As I begin to prepare for two classes centered on emerging technologies for SJSU SLIS in the fall, please tell me TTW readers what you’d like from an online course…
My new column is up at Library Journal:
If you are on the fence about emerging technologies, take a look at the new Horizon Report (www.nmc.org/horizon). The 2011 report not only pre sents technologies to watch but offers a road map for planning and an ongoing dialog about change in education, learning, and libraries. Supported by research and evidence, it points the way to the future.
This rich trove will spark your thinking, as it did mine. Here are some of my observations and ideas.
Reading becomes social.
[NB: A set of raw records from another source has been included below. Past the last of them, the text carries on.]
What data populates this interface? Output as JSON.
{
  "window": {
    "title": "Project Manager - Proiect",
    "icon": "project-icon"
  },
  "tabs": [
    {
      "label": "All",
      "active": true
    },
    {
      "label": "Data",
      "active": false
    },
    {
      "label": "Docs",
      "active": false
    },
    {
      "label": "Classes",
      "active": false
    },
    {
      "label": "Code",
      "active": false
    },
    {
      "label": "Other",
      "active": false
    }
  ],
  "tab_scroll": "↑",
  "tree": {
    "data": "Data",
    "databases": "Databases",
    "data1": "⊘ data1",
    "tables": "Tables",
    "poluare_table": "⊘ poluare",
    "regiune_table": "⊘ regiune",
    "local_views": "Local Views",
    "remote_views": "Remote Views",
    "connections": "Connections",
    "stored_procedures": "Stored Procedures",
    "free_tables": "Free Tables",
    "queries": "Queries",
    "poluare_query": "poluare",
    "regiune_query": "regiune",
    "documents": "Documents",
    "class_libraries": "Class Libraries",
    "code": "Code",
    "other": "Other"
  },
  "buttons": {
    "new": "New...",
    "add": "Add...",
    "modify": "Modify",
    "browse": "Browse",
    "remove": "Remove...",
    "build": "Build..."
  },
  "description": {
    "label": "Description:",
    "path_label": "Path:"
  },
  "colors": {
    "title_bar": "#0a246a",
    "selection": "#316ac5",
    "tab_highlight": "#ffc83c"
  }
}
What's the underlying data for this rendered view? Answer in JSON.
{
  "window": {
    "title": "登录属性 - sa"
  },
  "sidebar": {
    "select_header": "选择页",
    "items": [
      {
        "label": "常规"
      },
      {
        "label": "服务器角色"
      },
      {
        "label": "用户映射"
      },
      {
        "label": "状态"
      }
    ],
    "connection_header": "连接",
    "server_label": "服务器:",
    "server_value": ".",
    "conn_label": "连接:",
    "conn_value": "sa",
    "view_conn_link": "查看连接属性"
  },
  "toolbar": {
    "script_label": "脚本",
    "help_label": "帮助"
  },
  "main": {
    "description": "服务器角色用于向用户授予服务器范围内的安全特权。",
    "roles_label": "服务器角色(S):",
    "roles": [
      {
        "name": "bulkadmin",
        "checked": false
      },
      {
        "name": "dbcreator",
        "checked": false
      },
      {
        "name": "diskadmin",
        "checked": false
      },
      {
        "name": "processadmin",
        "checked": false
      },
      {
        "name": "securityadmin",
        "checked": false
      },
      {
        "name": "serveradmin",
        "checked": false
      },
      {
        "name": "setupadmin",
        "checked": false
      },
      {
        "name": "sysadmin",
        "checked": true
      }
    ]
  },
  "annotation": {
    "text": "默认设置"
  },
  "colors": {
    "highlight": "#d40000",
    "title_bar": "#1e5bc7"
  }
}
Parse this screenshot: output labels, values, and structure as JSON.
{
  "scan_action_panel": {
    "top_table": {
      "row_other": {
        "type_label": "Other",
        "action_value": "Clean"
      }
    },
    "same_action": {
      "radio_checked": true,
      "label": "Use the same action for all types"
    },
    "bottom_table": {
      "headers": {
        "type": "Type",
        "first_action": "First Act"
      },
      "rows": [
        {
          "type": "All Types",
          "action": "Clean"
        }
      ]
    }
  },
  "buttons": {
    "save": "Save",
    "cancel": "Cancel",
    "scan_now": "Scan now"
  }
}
While the ebook market continues to steamroll past libraries, the report offers an intriguing concept: “What makes electronic books a potentially transformative technology is the new kinds of reading experiences that they make possible” (p. 8). Reading can remain a solitary, enjoyable activity for all, but some may choose to experience a more conversation-based form of consumption of content.
I’ve long included “context books” in my teaching—notable titles centered on social issues, learning, and technology outside our field to illustrate LIS concepts and expand students’ purview. This semester, I used the highlighting feature on my Kindle to clip passages in Peter Morville’s Ambient Findability and Nick Bilton’s I Live in the Future. Those thought-provoking bits sit on a web page devoted to my reading (bit.ly/e6I351). I can choose to tweet those highlights and 140-character commentary to my classes via a hashtag. I can display highlights and commentary of selected context books within my course sites. In turn, students will be able to comment on the passages, as well as retweet them to others.
What’s the coolest emerging tech librarian title you’ve seen lately? “Geospatial Librarian” is rather HOT – what are some others? I’m working on a little project today, need some insights…